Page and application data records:
[Start of section]
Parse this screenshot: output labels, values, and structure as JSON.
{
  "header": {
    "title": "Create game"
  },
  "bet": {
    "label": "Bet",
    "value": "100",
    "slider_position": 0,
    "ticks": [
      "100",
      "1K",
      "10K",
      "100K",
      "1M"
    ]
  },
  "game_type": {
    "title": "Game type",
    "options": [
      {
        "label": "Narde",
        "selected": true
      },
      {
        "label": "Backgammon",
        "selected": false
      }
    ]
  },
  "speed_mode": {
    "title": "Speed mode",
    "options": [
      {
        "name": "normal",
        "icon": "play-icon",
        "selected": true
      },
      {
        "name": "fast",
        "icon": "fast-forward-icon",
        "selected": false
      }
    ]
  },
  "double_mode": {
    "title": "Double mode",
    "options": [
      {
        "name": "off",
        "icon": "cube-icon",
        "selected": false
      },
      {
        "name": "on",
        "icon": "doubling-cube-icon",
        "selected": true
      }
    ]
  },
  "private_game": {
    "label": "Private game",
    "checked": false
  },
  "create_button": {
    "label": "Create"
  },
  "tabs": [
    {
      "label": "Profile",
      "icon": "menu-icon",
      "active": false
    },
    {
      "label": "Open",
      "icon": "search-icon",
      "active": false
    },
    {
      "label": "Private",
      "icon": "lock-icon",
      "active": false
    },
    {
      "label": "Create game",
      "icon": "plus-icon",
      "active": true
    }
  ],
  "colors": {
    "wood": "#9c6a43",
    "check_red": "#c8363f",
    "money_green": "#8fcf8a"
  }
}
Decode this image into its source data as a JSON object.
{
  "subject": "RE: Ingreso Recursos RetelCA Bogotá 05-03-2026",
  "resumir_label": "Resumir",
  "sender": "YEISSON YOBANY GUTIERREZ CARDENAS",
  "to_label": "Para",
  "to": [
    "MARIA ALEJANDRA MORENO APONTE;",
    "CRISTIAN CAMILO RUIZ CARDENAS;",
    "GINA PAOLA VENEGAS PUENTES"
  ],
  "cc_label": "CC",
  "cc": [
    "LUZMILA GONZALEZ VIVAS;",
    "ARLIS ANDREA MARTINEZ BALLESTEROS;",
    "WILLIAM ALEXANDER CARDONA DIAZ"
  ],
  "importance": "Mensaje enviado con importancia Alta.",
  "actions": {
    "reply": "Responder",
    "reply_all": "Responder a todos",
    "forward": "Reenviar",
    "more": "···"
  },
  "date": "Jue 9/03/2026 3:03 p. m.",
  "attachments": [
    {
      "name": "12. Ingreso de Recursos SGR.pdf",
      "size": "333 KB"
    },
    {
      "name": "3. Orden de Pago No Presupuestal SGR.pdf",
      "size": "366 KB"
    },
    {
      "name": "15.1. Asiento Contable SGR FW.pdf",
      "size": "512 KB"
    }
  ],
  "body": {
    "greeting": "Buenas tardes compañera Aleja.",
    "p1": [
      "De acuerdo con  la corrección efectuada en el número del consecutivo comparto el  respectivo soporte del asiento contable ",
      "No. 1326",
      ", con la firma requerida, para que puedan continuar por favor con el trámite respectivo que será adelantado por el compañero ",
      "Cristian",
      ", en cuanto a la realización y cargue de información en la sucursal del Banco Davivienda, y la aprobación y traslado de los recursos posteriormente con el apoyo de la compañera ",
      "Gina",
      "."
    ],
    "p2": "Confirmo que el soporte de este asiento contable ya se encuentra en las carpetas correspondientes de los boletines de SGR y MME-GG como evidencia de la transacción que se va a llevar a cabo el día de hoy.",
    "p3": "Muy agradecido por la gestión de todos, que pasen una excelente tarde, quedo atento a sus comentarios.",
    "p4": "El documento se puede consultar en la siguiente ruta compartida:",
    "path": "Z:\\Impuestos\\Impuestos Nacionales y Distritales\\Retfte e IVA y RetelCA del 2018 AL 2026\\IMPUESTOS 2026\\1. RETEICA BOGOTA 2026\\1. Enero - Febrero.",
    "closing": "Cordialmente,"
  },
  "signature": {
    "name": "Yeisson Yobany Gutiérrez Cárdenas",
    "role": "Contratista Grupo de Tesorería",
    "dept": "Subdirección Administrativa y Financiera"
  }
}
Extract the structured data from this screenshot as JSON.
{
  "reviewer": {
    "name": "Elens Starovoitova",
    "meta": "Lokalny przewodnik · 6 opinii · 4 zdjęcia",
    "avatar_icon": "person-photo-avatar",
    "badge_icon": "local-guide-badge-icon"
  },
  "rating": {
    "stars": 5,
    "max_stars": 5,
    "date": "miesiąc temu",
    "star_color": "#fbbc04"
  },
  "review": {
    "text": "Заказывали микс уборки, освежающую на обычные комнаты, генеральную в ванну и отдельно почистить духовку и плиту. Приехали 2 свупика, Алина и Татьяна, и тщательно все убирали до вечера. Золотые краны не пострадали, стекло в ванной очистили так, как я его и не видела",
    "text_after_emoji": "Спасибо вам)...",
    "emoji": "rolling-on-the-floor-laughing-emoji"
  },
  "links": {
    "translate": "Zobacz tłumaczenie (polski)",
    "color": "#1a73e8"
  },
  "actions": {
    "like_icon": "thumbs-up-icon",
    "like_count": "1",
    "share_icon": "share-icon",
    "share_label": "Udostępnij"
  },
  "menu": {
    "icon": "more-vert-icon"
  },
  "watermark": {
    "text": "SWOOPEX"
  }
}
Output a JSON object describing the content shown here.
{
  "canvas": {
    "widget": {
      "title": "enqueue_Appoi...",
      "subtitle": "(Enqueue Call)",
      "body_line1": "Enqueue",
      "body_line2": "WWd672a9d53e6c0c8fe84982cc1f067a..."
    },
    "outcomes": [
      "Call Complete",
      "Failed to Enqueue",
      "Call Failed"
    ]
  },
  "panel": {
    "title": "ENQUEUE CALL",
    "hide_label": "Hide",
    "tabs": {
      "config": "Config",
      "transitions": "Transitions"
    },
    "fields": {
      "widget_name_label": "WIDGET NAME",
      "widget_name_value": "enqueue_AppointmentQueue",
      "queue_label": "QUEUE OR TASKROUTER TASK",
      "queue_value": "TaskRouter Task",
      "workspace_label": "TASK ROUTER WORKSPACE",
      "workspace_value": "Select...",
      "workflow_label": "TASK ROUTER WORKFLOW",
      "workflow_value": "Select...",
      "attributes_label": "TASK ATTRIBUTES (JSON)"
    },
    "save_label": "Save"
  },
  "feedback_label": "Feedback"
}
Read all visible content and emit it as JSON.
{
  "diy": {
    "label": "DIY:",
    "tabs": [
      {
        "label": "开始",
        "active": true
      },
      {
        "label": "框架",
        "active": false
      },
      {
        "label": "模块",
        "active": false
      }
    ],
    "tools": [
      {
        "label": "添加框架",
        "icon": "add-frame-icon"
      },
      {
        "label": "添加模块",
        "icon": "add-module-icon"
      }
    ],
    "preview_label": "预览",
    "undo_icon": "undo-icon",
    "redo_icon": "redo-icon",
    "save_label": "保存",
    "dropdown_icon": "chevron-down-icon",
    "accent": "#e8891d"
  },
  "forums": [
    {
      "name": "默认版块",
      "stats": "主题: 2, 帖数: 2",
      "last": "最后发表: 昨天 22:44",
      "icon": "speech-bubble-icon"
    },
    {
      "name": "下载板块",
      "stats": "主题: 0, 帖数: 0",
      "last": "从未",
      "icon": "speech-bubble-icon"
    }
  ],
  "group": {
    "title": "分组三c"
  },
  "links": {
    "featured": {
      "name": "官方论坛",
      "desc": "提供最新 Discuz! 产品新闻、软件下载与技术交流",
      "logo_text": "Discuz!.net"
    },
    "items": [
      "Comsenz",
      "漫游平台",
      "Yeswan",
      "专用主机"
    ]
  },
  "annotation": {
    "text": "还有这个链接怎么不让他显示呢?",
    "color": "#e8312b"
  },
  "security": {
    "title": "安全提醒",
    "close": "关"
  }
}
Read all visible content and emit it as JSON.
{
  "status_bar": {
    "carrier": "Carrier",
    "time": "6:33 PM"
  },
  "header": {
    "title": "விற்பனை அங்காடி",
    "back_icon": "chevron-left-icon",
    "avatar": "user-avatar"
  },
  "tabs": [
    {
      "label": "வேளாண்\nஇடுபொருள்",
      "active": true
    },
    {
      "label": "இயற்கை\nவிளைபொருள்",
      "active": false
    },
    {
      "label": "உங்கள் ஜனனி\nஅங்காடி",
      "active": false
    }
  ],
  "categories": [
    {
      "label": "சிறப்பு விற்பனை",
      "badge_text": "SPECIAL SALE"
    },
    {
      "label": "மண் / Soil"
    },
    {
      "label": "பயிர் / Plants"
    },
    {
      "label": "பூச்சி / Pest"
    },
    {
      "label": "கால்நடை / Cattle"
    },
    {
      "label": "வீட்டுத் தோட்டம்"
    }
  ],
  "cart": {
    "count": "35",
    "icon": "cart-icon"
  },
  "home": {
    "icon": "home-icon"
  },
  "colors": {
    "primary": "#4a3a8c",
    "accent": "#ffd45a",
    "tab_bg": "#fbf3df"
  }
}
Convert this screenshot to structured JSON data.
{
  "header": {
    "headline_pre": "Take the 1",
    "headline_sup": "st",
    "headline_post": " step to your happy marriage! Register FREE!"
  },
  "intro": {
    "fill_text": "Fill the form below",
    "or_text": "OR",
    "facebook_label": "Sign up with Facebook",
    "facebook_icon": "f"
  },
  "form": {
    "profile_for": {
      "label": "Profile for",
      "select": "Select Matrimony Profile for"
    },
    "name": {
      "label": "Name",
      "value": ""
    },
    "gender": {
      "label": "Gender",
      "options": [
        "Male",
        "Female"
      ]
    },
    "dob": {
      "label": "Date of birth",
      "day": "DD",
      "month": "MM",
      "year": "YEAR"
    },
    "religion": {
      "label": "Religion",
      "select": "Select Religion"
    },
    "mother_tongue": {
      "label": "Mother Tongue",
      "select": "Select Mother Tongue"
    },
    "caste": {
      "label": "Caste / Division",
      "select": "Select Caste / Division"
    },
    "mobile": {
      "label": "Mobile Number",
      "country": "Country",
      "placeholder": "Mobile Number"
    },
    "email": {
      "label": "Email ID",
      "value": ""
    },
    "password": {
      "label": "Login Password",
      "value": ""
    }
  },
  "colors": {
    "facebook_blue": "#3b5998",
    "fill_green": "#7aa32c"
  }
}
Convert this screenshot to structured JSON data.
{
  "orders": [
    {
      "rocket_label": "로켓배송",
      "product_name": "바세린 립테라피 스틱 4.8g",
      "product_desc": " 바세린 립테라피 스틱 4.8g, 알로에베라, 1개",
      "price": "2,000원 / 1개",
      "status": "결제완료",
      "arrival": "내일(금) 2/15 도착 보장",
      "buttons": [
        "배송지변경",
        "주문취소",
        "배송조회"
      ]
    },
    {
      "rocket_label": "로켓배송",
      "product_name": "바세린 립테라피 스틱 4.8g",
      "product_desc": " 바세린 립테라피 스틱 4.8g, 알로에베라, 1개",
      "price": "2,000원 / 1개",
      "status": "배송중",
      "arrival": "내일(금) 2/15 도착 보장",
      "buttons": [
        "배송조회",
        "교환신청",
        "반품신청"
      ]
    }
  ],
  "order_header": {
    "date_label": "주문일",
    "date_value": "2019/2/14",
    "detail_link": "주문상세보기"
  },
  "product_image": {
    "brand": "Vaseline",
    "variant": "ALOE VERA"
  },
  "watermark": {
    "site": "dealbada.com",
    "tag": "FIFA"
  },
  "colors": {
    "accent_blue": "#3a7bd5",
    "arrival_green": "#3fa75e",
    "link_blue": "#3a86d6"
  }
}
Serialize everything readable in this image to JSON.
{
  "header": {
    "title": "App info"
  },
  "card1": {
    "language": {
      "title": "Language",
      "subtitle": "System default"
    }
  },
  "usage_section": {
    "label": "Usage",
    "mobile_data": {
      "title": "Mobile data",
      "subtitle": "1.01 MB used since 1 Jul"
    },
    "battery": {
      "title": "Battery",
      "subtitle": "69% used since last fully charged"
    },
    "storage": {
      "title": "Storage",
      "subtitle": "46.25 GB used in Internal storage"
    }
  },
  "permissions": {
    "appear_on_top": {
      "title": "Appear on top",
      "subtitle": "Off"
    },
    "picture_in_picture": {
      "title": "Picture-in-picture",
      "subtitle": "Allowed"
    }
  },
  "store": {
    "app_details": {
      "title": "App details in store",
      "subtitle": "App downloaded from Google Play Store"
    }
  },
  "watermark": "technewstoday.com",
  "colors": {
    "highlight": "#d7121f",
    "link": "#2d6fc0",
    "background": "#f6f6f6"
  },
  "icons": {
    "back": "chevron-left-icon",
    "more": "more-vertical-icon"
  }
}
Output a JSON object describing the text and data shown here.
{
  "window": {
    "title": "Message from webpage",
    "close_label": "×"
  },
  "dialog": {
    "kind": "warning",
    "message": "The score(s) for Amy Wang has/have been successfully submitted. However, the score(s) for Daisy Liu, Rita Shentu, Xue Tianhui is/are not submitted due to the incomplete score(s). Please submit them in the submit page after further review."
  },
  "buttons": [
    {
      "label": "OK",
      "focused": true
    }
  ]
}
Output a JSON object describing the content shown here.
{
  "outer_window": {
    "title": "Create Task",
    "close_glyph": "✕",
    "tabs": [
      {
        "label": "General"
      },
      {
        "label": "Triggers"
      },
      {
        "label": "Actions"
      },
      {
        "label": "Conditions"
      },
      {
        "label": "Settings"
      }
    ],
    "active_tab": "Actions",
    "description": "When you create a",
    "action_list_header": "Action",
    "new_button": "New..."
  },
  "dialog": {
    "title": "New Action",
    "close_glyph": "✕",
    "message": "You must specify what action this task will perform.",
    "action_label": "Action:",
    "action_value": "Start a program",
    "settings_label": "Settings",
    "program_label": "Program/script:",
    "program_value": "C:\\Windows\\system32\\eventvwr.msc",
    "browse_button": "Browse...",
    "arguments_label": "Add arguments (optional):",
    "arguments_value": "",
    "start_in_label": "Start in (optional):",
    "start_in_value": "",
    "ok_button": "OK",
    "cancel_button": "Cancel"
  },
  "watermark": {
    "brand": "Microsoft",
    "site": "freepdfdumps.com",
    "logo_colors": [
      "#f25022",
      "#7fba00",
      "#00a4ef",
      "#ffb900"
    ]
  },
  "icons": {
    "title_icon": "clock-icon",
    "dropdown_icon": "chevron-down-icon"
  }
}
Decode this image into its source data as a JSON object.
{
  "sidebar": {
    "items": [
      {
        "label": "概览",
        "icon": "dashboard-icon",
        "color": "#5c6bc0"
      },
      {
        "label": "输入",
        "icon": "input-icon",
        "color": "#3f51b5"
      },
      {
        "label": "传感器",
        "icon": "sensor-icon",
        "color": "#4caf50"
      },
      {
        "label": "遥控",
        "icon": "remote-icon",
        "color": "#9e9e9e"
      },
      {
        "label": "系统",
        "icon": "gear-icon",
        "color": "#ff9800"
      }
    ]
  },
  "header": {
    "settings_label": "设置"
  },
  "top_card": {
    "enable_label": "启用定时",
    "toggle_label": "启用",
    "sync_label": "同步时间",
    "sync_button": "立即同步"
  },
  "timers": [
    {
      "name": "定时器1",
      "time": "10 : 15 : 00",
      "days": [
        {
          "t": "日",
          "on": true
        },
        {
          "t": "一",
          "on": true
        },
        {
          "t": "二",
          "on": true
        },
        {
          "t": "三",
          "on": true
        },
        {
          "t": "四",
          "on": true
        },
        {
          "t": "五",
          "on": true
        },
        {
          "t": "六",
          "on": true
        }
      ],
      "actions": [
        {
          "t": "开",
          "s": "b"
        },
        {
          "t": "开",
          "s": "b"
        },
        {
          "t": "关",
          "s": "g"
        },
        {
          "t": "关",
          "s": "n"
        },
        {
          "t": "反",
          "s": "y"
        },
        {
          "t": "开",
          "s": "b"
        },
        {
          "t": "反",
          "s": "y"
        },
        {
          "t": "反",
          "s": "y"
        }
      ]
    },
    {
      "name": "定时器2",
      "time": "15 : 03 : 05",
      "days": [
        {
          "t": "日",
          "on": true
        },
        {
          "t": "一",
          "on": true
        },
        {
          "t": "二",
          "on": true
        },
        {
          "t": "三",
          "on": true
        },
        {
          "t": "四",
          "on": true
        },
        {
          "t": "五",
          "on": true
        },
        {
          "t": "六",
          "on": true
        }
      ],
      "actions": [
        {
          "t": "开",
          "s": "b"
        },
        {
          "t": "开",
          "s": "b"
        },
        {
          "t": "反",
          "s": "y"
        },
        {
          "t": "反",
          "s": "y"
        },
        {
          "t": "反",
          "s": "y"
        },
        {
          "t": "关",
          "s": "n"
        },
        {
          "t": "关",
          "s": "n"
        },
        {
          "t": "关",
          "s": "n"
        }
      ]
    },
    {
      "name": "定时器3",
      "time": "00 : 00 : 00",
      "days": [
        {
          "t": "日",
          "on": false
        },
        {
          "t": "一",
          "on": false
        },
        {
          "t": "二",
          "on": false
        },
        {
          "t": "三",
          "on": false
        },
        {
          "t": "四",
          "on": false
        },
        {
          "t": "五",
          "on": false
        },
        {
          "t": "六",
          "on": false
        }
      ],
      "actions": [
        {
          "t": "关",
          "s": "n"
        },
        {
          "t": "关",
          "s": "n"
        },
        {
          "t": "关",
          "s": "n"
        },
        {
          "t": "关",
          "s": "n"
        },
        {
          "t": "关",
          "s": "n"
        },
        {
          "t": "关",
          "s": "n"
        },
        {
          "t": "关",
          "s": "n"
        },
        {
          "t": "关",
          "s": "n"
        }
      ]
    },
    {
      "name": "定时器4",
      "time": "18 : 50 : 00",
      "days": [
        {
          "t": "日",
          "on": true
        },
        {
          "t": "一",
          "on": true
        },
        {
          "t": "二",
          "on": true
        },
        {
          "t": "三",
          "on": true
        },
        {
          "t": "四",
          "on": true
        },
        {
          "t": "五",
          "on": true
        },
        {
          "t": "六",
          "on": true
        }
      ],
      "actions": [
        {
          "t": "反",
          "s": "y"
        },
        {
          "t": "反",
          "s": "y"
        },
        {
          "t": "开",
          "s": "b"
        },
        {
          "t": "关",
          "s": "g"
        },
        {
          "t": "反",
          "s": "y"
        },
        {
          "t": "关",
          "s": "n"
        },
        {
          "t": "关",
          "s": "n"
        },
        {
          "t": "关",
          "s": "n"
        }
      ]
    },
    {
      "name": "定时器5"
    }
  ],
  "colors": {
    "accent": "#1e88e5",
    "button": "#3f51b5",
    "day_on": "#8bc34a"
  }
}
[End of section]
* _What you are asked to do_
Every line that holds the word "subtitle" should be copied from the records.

* _Answer to the problem_
      "subtitle": "(Enqueue Call)",
      "subtitle": "System default"
      "subtitle": "1.01 MB used since 1 Jul"
      "subtitle": "69% used since last fully charged"
      "subtitle": "46.25 GB used in Internal storage"
      "subtitle": "Off"
      "subtitle": "Allowed"
      "subtitle": "App downloaded from Google Play Store"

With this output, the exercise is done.